(Excerpted data begins)

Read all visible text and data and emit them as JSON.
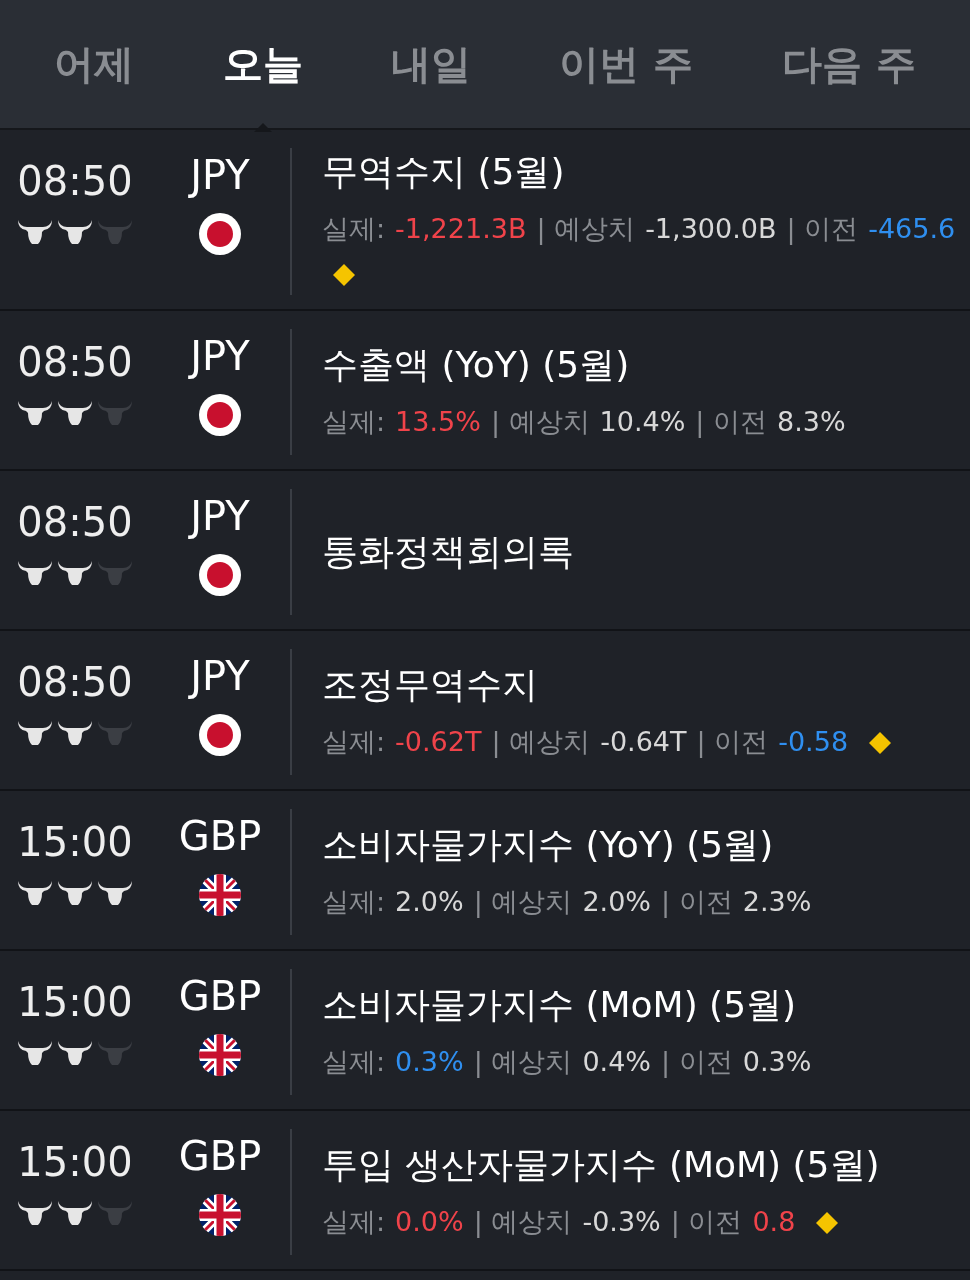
{
  "tabs": [
    {
      "label": "어제",
      "selected": false
    },
    {
      "label": "오늘",
      "selected": true
    },
    {
      "label": "내일",
      "selected": false
    },
    {
      "label": "이번 주",
      "selected": false
    },
    {
      "label": "다음 주",
      "selected": false
    }
  ],
  "events": [
    {
      "time": "08:50",
      "currency": "JPY",
      "flag": {
        "kind": "jp"
      },
      "stars": 2,
      "title": "무역수지 (5월)",
      "revised": true,
      "figures": [
        {
          "label": "실제:",
          "value": "-1,221.3B",
          "color": "#f0434a"
        },
        {
          "label": "| 예상치",
          "value": "-1,300.0B",
          "color": "#d8d8d8"
        },
        {
          "label": "| 이전",
          "value": "-465.6",
          "color": "#2f8ff0"
        }
      ]
    },
    {
      "time": "08:50",
      "currency": "JPY",
      "flag": {
        "kind": "jp"
      },
      "stars": 2,
      "title": "수출액 (YoY) (5월)",
      "revised": false,
      "figures": [
        {
          "label": "실제:",
          "value": "13.5%",
          "color": "#f0434a"
        },
        {
          "label": "| 예상치",
          "value": "10.4%",
          "color": "#d8d8d8"
        },
        {
          "label": "| 이전",
          "value": "8.3%",
          "color": "#d8d8d8"
        }
      ]
    },
    {
      "time": "08:50",
      "currency": "JPY",
      "flag": {
        "kind": "jp"
      },
      "stars": 2,
      "title": "통화정책회의록"
    },
    {
      "time": "08:50",
      "currency": "JPY",
      "flag": {
        "kind": "jp"
      },
      "stars": 2,
      "title": "조정무역수지",
      "revised": true,
      "figures": [
        {
          "label": "실제:",
          "value": "-0.62T",
          "color": "#f0434a"
        },
        {
          "label": "| 예상치",
          "value": "-0.64T",
          "color": "#d8d8d8"
        },
        {
          "label": "| 이전",
          "value": "-0.58",
          "color": "#2f8ff0"
        }
      ]
    },
    {
      "time": "15:00",
      "currency": "GBP",
      "flag": {
        "kind": "gb"
      },
      "stars": 3,
      "title": "소비자물가지수 (YoY) (5월)",
      "revised": false,
      "figures": [
        {
          "label": "실제:",
          "value": "2.0%",
          "color": "#d8d8d8"
        },
        {
          "label": "| 예상치",
          "value": "2.0%",
          "color": "#d8d8d8"
        },
        {
          "label": "| 이전",
          "value": "2.3%",
          "color": "#d8d8d8"
        }
      ]
    },
    {
      "time": "15:00",
      "currency": "GBP",
      "flag": {
        "kind": "gb"
      },
      "stars": 2,
      "title": "소비자물가지수 (MoM) (5월)",
      "revised": false,
      "figures": [
        {
          "label": "실제:",
          "value": "0.3%",
          "color": "#2f8ff0"
        },
        {
          "label": "| 예상치",
          "value": "0.4%",
          "color": "#d8d8d8"
        },
        {
          "label": "| 이전",
          "value": "0.3%",
          "color": "#d8d8d8"
        }
      ]
    },
    {
      "time": "15:00",
      "currency": "GBP",
      "flag": {
        "kind": "gb"
      },
      "stars": 2,
      "title": "투입 생산자물가지수 (MoM) (5월)",
      "revised": true,
      "figures": [
        {
          "label": "실제:",
          "value": "0.0%",
          "color": "#f0434a"
        },
        {
          "label": "| 예상치",
          "value": "-0.3%",
          "color": "#d8d8d8"
        },
        {
          "label": "| 이전",
          "value": "0.8",
          "color": "#f0434a"
        }
      ]
    }
  ]
}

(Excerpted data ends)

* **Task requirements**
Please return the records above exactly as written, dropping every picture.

* **Answer area**
Read all visible text and data and emit them as JSON.
{
  "tabs": [
    {
      "label": "어제",
      "selected": false
    },
    {
      "label": "오늘",
      "selected": true
    },
    {
      "label": "내일",
      "selected": false
    },
    {
      "label": "이번 주",
      "selected": false
    },
    {
      "label": "다음 주",
      "selected": false
    }
  ],
  "events": [
    {
      "time": "08:50",
      "currency": "JPY",
      "flag": {
        "kind": "jp"
      },
      "stars": 2,
      "title": "무역수지 (5월)",
      "revised": true,
      "figures": [
        {
          "label": "실제:",
          "value": "-1,221.3B",
          "color": "#f0434a"
        },
        {
          "label": "| 예상치",
          "value": "-1,300.0B",
          "color": "#d8d8d8"
        },
        {
          "label": "| 이전",
          "value": "-465.6",
          "color": "#2f8ff0"
        }
      ]
    },
    {
      "time": "08:50",
      "currency": "JPY",
      "flag": {
        "kind": "jp"
      },
      "stars": 2,
      "title": "수출액 (YoY) (5월)",
      "revised": false,
      "figures": [
        {
          "label": "실제:",
          "value": "13.5%",
          "color": "#f0434a"
        },
        {
          "label": "| 예상치",
          "value": "10.4%",
          "color": "#d8d8d8"
        },
        {
          "label": "| 이전",
          "value": "8.3%",
          "color": "#d8d8d8"
        }
      ]
    },
    {
      "time": "08:50",
      "currency": "JPY",
      "flag": {
        "kind": "jp"
      },
      "stars": 2,
      "title": "통화정책회의록"
    },
    {
      "time": "08:50",
      "currency": "JPY",
      "flag": {
        "kind": "jp"
      },
      "stars": 2,
      "title": "조정무역수지",
      "revised": true,
      "figures": [
        {
          "label": "실제:",
          "value": "-0.62T",
          "color": "#f0434a"
        },
        {
          "label": "| 예상치",
          "value": "-0.64T",
          "color": "#d8d8d8"
        },
        {
          "label": "| 이전",
          "value": "-0.58",
          "color": "#2f8ff0"
        }
      ]
    },
    {
      "time": "15:00",
      "currency": "GBP",
      "flag": {
        "kind": "gb"
      },
      "stars": 3,
      "title": "소비자물가지수 (YoY) (5월)",
      "revised": false,
      "figures": [
        {
          "label": "실제:",
          "value": "2.0%",
          "color": "#d8d8d8"
        },
        {
          "label": "| 예상치",
          "value": "2.0%",
          "color": "#d8d8d8"
        },
        {
          "label": "| 이전",
          "value": "2.3%",
          "color": "#d8d8d8"
        }
      ]
    },
    {
      "time": "15:00",
      "currency": "GBP",
      "flag": {
        "kind": "gb"
      },
      "stars": 2,
      "title": "소비자물가지수 (MoM) (5월)",
      "revised": false,
      "figures": [
        {
          "label": "실제:",
          "value": "0.3%",
          "color": "#2f8ff0"
        },
        {
          "label": "| 예상치",
          "value": "0.4%",
          "color": "#d8d8d8"
        },
        {
          "label": "| 이전",
          "value": "0.3%",
          "color": "#d8d8d8"
        }
      ]
    },
    {
      "time": "15:00",
      "currency": "GBP",
      "flag": {
        "kind": "gb"
      },
      "stars": 2,
      "title": "투입 생산자물가지수 (MoM) (5월)",
      "revised": true,
      "figures": [
        {
          "label": "실제:",
          "value": "0.0%",
          "color": "#f0434a"
        },
        {
          "label": "| 예상치",
          "value": "-0.3%",
          "color": "#d8d8d8"
        },
        {
          "label": "| 이전",
          "value": "0.8",
          "color": "#f0434a"
        }
      ]
    }
  ]
}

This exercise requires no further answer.